Think about some of the things that you feel during the day: happy, sad, tired, peaceful, excited, frustrated, angry, et cetera. Try starting with four or five emotions (some positive and some negative), and then adding to them the next time you work on this activity.

Make a label for each emotion. Write the name of the emotion and optionally draw a picture that goes with the feeling. Put one emotion label on each jar. Make one jar that reads “other” so that your child has an option if the emotions you’ve chosen don’t fit at any particular time. Choose a place in your home where the jars can be displayed and easily accessed.

Now choose an object to represent yourself. (One good choice is a colored ping-pong ball—your child can even draw her face on it. If you have more than one child, you can use different objects or balls of different colors to represent each child. The adults in the home can participate as well.)

Close your eyes, take a full breath, and check in with your feelings. Choose the jar that best represents how you are feeling, and place your object in the jar. If there is no jar that represents how you feel, place your object in the “other” jar or make a new one.

Now comes the tricky part. As you continue on with your day, try to pause every once in a while to check in. If you notice that the way you are feeling has changed, take the time to move your object to a different jar.

Follow-up: You child may have questions about this activity as she begins to pay more attention to her feelings. Make sure that you are available to talk; let her know that all emotions are important, even the ones that don’t feel so great.

Challenges: The greatest challenge of the Emotion Jar activity is that sometimes it can be hard to know what you are feeling. Make sure your child knows that this is something you struggle with also—our feelings are complicated things, and it’s possible to be having more than one feeling at the same exact time. If this is the case for your child, let her use more than one object in her jars.

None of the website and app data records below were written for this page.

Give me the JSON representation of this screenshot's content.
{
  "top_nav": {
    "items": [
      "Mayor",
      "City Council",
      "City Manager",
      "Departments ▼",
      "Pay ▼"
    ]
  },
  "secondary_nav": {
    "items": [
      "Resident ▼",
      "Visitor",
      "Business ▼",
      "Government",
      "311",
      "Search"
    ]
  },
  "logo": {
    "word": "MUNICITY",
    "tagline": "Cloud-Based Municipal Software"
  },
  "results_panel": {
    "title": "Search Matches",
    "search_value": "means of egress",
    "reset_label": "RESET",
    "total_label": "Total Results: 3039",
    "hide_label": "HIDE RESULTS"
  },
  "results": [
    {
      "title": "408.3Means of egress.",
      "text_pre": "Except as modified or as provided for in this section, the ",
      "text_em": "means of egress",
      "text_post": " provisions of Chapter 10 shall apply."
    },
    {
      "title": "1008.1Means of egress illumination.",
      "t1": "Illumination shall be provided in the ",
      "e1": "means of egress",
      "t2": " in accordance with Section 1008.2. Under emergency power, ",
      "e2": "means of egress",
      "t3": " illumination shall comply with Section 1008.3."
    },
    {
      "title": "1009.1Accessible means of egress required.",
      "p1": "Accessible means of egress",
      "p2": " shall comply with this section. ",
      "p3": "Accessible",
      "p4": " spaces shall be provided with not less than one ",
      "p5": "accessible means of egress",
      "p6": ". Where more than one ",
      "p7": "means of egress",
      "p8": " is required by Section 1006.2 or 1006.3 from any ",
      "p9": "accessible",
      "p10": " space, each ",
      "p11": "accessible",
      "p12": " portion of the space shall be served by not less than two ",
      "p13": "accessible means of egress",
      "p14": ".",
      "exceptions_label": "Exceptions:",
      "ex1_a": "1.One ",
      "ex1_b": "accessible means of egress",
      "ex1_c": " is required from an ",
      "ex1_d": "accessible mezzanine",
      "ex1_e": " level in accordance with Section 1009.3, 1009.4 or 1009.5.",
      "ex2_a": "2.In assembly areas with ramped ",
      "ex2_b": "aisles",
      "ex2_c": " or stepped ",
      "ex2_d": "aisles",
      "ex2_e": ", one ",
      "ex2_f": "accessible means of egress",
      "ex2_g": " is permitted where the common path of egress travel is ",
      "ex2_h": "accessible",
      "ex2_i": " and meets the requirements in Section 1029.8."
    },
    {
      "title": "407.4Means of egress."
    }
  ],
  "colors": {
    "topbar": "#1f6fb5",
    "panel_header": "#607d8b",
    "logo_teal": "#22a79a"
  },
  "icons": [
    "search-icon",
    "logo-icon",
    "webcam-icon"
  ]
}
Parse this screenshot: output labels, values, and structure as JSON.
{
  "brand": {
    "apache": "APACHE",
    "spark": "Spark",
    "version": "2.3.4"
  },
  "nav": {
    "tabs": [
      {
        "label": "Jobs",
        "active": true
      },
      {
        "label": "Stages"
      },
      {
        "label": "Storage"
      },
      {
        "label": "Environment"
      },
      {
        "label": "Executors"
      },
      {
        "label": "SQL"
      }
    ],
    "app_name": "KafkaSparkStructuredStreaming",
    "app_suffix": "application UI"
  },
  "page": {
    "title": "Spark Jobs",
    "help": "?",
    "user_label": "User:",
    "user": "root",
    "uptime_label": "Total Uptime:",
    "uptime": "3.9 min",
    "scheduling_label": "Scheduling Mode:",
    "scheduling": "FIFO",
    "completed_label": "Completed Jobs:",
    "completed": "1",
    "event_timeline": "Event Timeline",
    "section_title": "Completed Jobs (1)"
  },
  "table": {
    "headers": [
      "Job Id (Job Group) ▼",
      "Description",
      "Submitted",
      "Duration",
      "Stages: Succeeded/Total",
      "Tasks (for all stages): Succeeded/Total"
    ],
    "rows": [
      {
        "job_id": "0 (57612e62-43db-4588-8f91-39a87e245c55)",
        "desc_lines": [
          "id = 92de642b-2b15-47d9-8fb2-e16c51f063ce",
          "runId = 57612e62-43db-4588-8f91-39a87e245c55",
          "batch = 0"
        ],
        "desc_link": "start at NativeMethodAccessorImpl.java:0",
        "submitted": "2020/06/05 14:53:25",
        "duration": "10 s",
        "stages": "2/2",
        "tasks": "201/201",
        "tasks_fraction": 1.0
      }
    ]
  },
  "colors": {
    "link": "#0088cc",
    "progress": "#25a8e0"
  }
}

Daily Practice: Emotion Jar is an activity that is best used on a daily basis. You want to reinforce the habit of tuning in to emotions and figuring out the names of less-familiar feelings. Make sure that you encourage your child to move her object to both positive and negative emotions. Remember, the goal is not to change your or your child’s emotions or try to feel any particular way. The important part of this activity is to learn to notice all of your feelings, and to learn that you are still loved and accepted by your family when you have negative feelings.